**INPUT FOR THIS TASK**:
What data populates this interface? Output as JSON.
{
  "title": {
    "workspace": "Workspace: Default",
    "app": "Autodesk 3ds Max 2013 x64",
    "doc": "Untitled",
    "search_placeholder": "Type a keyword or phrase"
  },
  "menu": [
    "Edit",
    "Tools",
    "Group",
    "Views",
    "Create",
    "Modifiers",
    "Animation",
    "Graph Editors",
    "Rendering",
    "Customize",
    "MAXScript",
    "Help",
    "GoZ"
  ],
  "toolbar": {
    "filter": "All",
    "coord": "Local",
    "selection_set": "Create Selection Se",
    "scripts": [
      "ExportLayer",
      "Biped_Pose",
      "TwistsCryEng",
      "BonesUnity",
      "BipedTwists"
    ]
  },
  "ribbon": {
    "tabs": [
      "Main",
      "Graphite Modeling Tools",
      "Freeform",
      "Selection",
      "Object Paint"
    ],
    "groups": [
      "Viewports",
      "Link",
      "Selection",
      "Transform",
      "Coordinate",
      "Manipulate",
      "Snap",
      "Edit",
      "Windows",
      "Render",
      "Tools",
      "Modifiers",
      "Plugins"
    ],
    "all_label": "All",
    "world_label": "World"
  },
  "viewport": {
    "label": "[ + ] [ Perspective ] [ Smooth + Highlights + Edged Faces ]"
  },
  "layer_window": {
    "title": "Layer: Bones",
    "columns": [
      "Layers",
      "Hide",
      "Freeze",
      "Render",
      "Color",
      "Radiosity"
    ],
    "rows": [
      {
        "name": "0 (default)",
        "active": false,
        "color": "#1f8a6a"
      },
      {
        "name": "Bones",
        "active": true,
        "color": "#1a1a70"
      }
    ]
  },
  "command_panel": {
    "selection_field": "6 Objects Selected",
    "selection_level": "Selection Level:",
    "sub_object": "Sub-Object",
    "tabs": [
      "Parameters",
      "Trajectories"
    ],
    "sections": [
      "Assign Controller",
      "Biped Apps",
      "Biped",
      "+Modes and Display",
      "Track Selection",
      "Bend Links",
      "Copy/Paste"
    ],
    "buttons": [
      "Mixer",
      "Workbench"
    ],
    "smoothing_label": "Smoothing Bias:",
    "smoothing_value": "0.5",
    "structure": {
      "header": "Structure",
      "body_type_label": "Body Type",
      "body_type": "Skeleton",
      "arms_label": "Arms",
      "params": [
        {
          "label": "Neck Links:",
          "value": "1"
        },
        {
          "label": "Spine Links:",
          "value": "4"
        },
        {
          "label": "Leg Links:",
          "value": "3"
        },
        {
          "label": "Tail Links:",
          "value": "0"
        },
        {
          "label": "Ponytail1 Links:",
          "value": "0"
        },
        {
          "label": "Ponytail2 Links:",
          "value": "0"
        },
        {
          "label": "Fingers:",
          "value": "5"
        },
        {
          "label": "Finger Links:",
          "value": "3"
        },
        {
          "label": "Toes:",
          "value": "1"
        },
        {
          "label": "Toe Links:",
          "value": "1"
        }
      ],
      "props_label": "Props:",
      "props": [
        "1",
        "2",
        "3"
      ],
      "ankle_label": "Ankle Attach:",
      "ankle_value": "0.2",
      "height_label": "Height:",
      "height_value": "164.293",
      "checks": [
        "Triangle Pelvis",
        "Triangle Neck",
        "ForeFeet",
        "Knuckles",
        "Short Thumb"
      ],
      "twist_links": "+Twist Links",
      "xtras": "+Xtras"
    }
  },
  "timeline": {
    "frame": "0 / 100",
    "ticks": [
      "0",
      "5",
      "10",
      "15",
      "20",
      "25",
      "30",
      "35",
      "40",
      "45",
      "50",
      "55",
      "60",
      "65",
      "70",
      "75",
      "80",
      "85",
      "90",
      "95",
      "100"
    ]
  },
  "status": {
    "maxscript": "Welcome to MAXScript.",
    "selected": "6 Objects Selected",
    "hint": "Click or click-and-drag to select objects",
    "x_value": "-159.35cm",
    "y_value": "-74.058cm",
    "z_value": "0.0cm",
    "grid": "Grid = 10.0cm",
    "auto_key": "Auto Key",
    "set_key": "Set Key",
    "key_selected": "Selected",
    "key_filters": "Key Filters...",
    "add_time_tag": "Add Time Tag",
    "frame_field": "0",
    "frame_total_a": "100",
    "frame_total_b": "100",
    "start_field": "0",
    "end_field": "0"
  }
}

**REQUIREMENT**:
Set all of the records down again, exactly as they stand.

**THE COMPLETED TASK**:
What data populates this interface? Output as JSON.
{
  "title": {
    "workspace": "Workspace: Default",
    "app": "Autodesk 3ds Max 2013 x64",
    "doc": "Untitled",
    "search_placeholder": "Type a keyword or phrase"
  },
  "menu": [
    "Edit",
    "Tools",
    "Group",
    "Views",
    "Create",
    "Modifiers",
    "Animation",
    "Graph Editors",
    "Rendering",
    "Customize",
    "MAXScript",
    "Help",
    "GoZ"
  ],
  "toolbar": {
    "filter": "All",
    "coord": "Local",
    "selection_set": "Create Selection Se",
    "scripts": [
      "ExportLayer",
      "Biped_Pose",
      "TwistsCryEng",
      "BonesUnity",
      "BipedTwists"
    ]
  },
  "ribbon": {
    "tabs": [
      "Main",
      "Graphite Modeling Tools",
      "Freeform",
      "Selection",
      "Object Paint"
    ],
    "groups": [
      "Viewports",
      "Link",
      "Selection",
      "Transform",
      "Coordinate",
      "Manipulate",
      "Snap",
      "Edit",
      "Windows",
      "Render",
      "Tools",
      "Modifiers",
      "Plugins"
    ],
    "all_label": "All",
    "world_label": "World"
  },
  "viewport": {
    "label": "[ + ] [ Perspective ] [ Smooth + Highlights + Edged Faces ]"
  },
  "layer_window": {
    "title": "Layer: Bones",
    "columns": [
      "Layers",
      "Hide",
      "Freeze",
      "Render",
      "Color",
      "Radiosity"
    ],
    "rows": [
      {
        "name": "0 (default)",
        "active": false,
        "color": "#1f8a6a"
      },
      {
        "name": "Bones",
        "active": true,
        "color": "#1a1a70"
      }
    ]
  },
  "command_panel": {
    "selection_field": "6 Objects Selected",
    "selection_level": "Selection Level:",
    "sub_object": "Sub-Object",
    "tabs": [
      "Parameters",
      "Trajectories"
    ],
    "sections": [
      "Assign Controller",
      "Biped Apps",
      "Biped",
      "+Modes and Display",
      "Track Selection",
      "Bend Links",
      "Copy/Paste"
    ],
    "buttons": [
      "Mixer",
      "Workbench"
    ],
    "smoothing_label": "Smoothing Bias:",
    "smoothing_value": "0.5",
    "structure": {
      "header": "Structure",
      "body_type_label": "Body Type",
      "body_type": "Skeleton",
      "arms_label": "Arms",
      "params": [
        {
          "label": "Neck Links:",
          "value": "1"
        },
        {
          "label": "Spine Links:",
          "value": "4"
        },
        {
          "label": "Leg Links:",
          "value": "3"
        },
        {
          "label": "Tail Links:",
          "value": "0"
        },
        {
          "label": "Ponytail1 Links:",
          "value": "0"
        },
        {
          "label": "Ponytail2 Links:",
          "value": "0"
        },
        {
          "label": "Fingers:",
          "value": "5"
        },
        {
          "label": "Finger Links:",
          "value": "3"
        },
        {
          "label": "Toes:",
          "value": "1"
        },
        {
          "label": "Toe Links:",
          "value": "1"
        }
      ],
      "props_label": "Props:",
      "props": [
        "1",
        "2",
        "3"
      ],
      "ankle_label": "Ankle Attach:",
      "ankle_value": "0.2",
      "height_label": "Height:",
      "height_value": "164.293",
      "checks": [
        "Triangle Pelvis",
        "Triangle Neck",
        "ForeFeet",
        "Knuckles",
        "Short Thumb"
      ],
      "twist_links": "+Twist Links",
      "xtras": "+Xtras"
    }
  },
  "timeline": {
    "frame": "0 / 100",
    "ticks": [
      "0",
      "5",
      "10",
      "15",
      "20",
      "25",
      "30",
      "35",
      "40",
      "45",
      "50",
      "55",
      "60",
      "65",
      "70",
      "75",
      "80",
      "85",
      "90",
      "95",
      "100"
    ]
  },
  "status": {
    "maxscript": "Welcome to MAXScript.",
    "selected": "6 Objects Selected",
    "hint": "Click or click-and-drag to select objects",
    "x_value": "-159.35cm",
    "y_value": "-74.058cm",
    "z_value": "0.0cm",
    "grid": "Grid = 10.0cm",
    "auto_key": "Auto Key",
    "set_key": "Set Key",
    "key_selected": "Selected",
    "key_filters": "Key Filters...",
    "add_time_tag": "Add Time Tag",
    "frame_field": "0",
    "frame_total_a": "100",
    "frame_total_b": "100",
    "start_field": "0",
    "end_field": "0"
  }
}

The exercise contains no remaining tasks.